In the poem "Lines", Wordsworth is revisiting a place he had been five years before. In his opening description, he draws a picture while he is retracing his steps: the rolling rivers, the "lofty" cliffs, the cottages, the orchards and a "dark sycamore" tree where he takes a rest.
On my most recent read in getting ready for this blog, the "dark sycamore" jumped out of the text. Is that a symbol of something? I thought. I am missing some obvious cultural references? Like any good English teacher now living in the internet age, I did a google search to find out the following questions. They are linked to my answers:
- What does a sycamore tree look like? (Leafs on. From underneath)
- Is it native to England? (Not strictly but grows everywhere.)
- Is it the same tree as the one in the Bible story with Zachheus? (Yes but the one in the Bible is probably a fig tree)
- What are other cultural references? (Lots of references but mostly after the poem was written: Sycamore Tree lyrics for Twin Peaks, The Tolpuddle Martyrs' tree, restorative justice program in New Zealand)

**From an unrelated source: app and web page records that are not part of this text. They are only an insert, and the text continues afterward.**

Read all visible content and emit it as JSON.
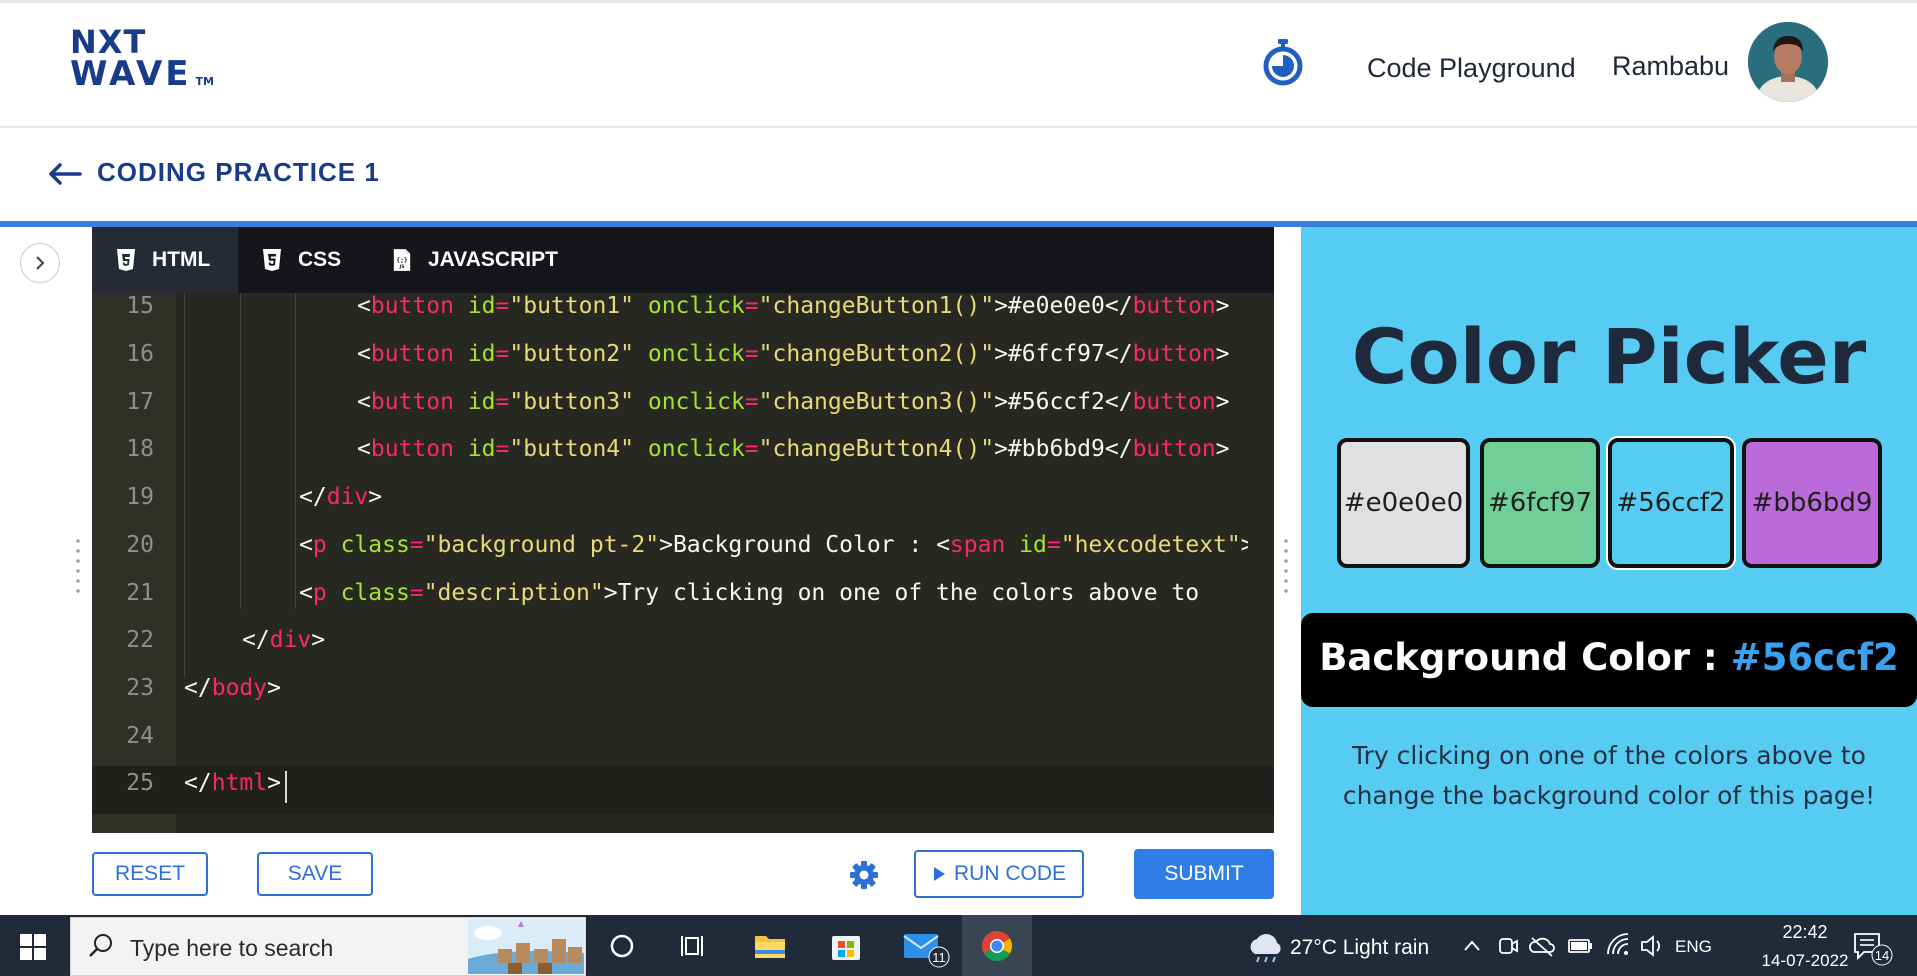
{
  "header": {
    "logo_line1": "NXT",
    "logo_line2": "WAVE",
    "logo_tm": "TM",
    "nav_playground": "Code Playground",
    "user_name": "Rambabu"
  },
  "subheader": {
    "title": "CODING PRACTICE 1"
  },
  "editor": {
    "tabs": [
      {
        "label": "HTML",
        "icon": "html5-icon",
        "active": true
      },
      {
        "label": "CSS",
        "icon": "css3-icon",
        "active": false
      },
      {
        "label": "JAVASCRIPT",
        "icon": "js-file-icon",
        "active": false
      }
    ],
    "line_numbers": [
      "15",
      "16",
      "17",
      "18",
      "19",
      "20",
      "21",
      "22",
      "23",
      "24",
      "25"
    ],
    "code_lines": [
      "<button id=\"button1\" onclick=\"changeButton1()\">#e0e0e0</button>",
      "<button id=\"button2\" onclick=\"changeButton2()\">#6fcf97</button>",
      "<button id=\"button3\" onclick=\"changeButton3()\">#56ccf2</button>",
      "<button id=\"button4\" onclick=\"changeButton4()\">#bb6bd9</button>",
      "</div>",
      "<p class=\"background pt-2\">Background Color : <span id=\"hexcodetext\">",
      "<p class=\"description\">Try clicking on one of the colors above to",
      "</div>",
      "</body>",
      "",
      "</html>"
    ]
  },
  "actions": {
    "reset": "RESET",
    "save": "SAVE",
    "run": "RUN CODE",
    "submit": "SUBMIT"
  },
  "output": {
    "heading": "Color Picker",
    "color_buttons": [
      {
        "label": "#e0e0e0",
        "color": "#e0e0e0"
      },
      {
        "label": "#6fcf97",
        "color": "#6fcf97"
      },
      {
        "label": "#56ccf2",
        "color": "#56ccf2"
      },
      {
        "label": "#bb6bd9",
        "color": "#bb6bd9"
      }
    ],
    "background_label": "Background Color : ",
    "background_hex": "#56ccf2",
    "description": "Try clicking on one of the colors above to change the background color of this page!",
    "page_background": "#56ccf2"
  },
  "taskbar": {
    "search_placeholder": "Type here to search",
    "mail_badge": "11",
    "weather": "27°C  Light rain",
    "language": "ENG",
    "time": "22:42",
    "date": "14-07-2022",
    "notification_badge": "14"
  },
  "colors": {
    "brand_blue": "#183b8a",
    "accent_blue": "#2f7de6",
    "editor_bg": "#272822",
    "taskbar_bg": "#202a38"
  }
}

But get this! This academic paper, which was presented at a conference, is about the writing process and how teachers inflict the constraints of a Romantic view of writing that ultimately blocks our students from their own writing life. In the abstract, she writes:

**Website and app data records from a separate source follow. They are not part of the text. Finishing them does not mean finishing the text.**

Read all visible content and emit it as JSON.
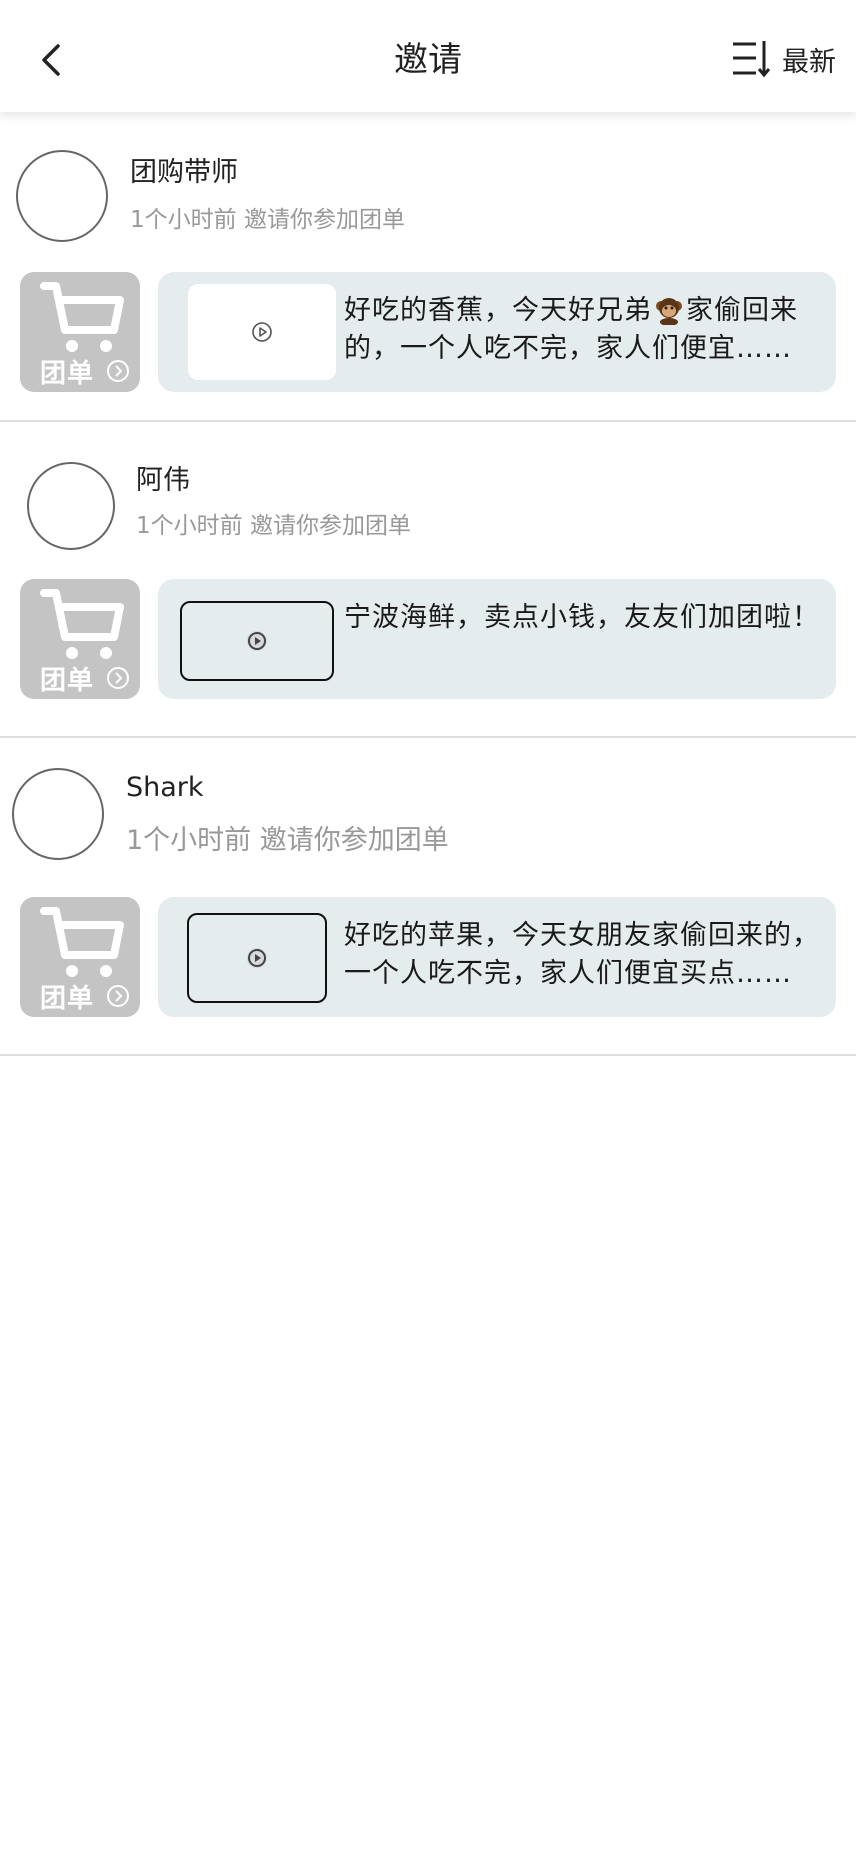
{
  "header": {
    "title": "邀请",
    "sort_label": "最新",
    "back_icon": "chevron-left-icon",
    "sort_icon": "sort-lines-icon"
  },
  "colors": {
    "tile_bg": "#c4c4c4",
    "content_bg": "#e5ecee",
    "meta_text": "#999999",
    "divider": "#dedede"
  },
  "invites": [
    {
      "user": "团购带师",
      "meta": "1个小时前 邀请你参加团单",
      "tile_label": "团单",
      "desc_line1_a": "好吃的香蕉，今天好兄弟",
      "desc_emoji": "monkey-emoji",
      "desc_line1_b": "家偷回来",
      "desc_line2": "的，一个人吃不完，家人们便宜……"
    },
    {
      "user": "阿伟",
      "meta": "1个小时前 邀请你参加团单",
      "tile_label": "团单",
      "desc_line1": "宁波海鲜，卖点小钱，友友们加团啦！"
    },
    {
      "user": "Shark",
      "meta": "1个小时前 邀请你参加团单",
      "tile_label": "团单",
      "desc_line1": "好吃的苹果，今天女朋友家偷回来的，",
      "desc_line2": "一个人吃不完，家人们便宜买点……"
    }
  ]
}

"Students are asked to organize essays into orderly units that are as totalitarian as Romanticism can be. The thesis mandated is as overarching, as imposing, and as obscuring as that dark sycamore in "Tintern Abbey," from under which the poet speaks. Maybe teachers of composition need to be radically quiescent and not consciously hand down what they know, but encourage their students to render representations from under their own brands of lexical arbors"
At the heart of her paper she is questioning the assumptions of how we teach writing especially structures like the five paragraph essay with its "mandated", "overarching" thesis. Her bold assertion that essays are totalitarian may seem over the top but sometimes we need the drama of language to push out thinking. She could also be right. (Of course I can't help love this paper because she combines the concept of totalitarian with writing - perfect concepts for FFP - a course that combines Civics with English and Careers).
The five paragraph essay seems to be a sacred idea in the high school English classroom. That's what high school English teachers do....teach the five paragraph essay. And with (some) reason. It is a writing device to organize your thoughts. In organizing your thoughts, the structure becomes a scaffold to help build a line of argument. The formula is simple and simple to mark. What possibly could be wrong? Right?
Yet not every argument can fit neatly into five paragraphs. I began encountering the limits of this five paragraph essay in late high school and early university but I didn't know the next step. I felt like even questioning the five paragraphs was equivalent to swearing in church. As a result, I don't think letting the five paragraph essay exist as the only model of persuasive writing in high school is healthy or realistic to the future goals of my students.
But I can't not teach the five paragraph essay. It would leave students ill-equipped for the next grade. They would be missing out on the life changing, cultural experience of knowing and intimately understanding the five paragraph essay. How damaging!
Let me jest some more. Here is what I imagine. A note taped to the English department door (similar to Martin Luther's 95 theses):
Dear English Colleagues,
I can no longer teach the Five Paragraph Essay. It is a totalitarian concept the puts manacles on the minds of my students.
In political protest,
In search of true democratic existence,
But what do I offer up instead? I think the question really is, how to you unlock the potential of what the five paragraph essay initially stood for and how do you integrate that into the classroom. I also feel that I am just starting to understand how to mentor others into writing. So often I find the best lessons occur when a student and I are looking at a piece of writing and we rewrite while I "think aloud" my thoughts on what makes stronger sentences. Last Friday, I was editing a graphic design piece for a senior student's portfolio application. I had taught this student five years ago in grade nine. At that time he was a disengaged young man with hair in face listening to loud music sliding into class just as the bell would ring. On Friday, he hung on to every suggestion about grammar and stylistic tricks to make his copy better. It was directly applicable to his goals. For me it is always more interesting teaching and learning with a motivated student. How do you tap into motivation when you say to a class, "Okay class, now we will put engagement on pause as we cover our bases and teach you the five paragraph essay. You will need this some day." ?
The Cheerios are now crushed into tiny bits on the floor. The cupboard is completely emptied out of its contents. And A. was screaming her need for breakfast, I fed her and she is now in bed about to wake up. I need to publish this and move on.
In reflecting back on the five paragraph essay and where I am going with it in my classroom, I have come across a couple other teacher blog entries on the five paragraph essay. All worth a read.
Beyond the Five Paragraph Essay
Teaching Writing: Five Paragraph Essay is Not the Answer
Giving Credit Where Credit is Due: The Five Paragraph Essay
And finally, I just want to highlight that this blog entry was brought to you by a google search on a dark sycamore tree. Thank you Wordsworth. Thank you Google.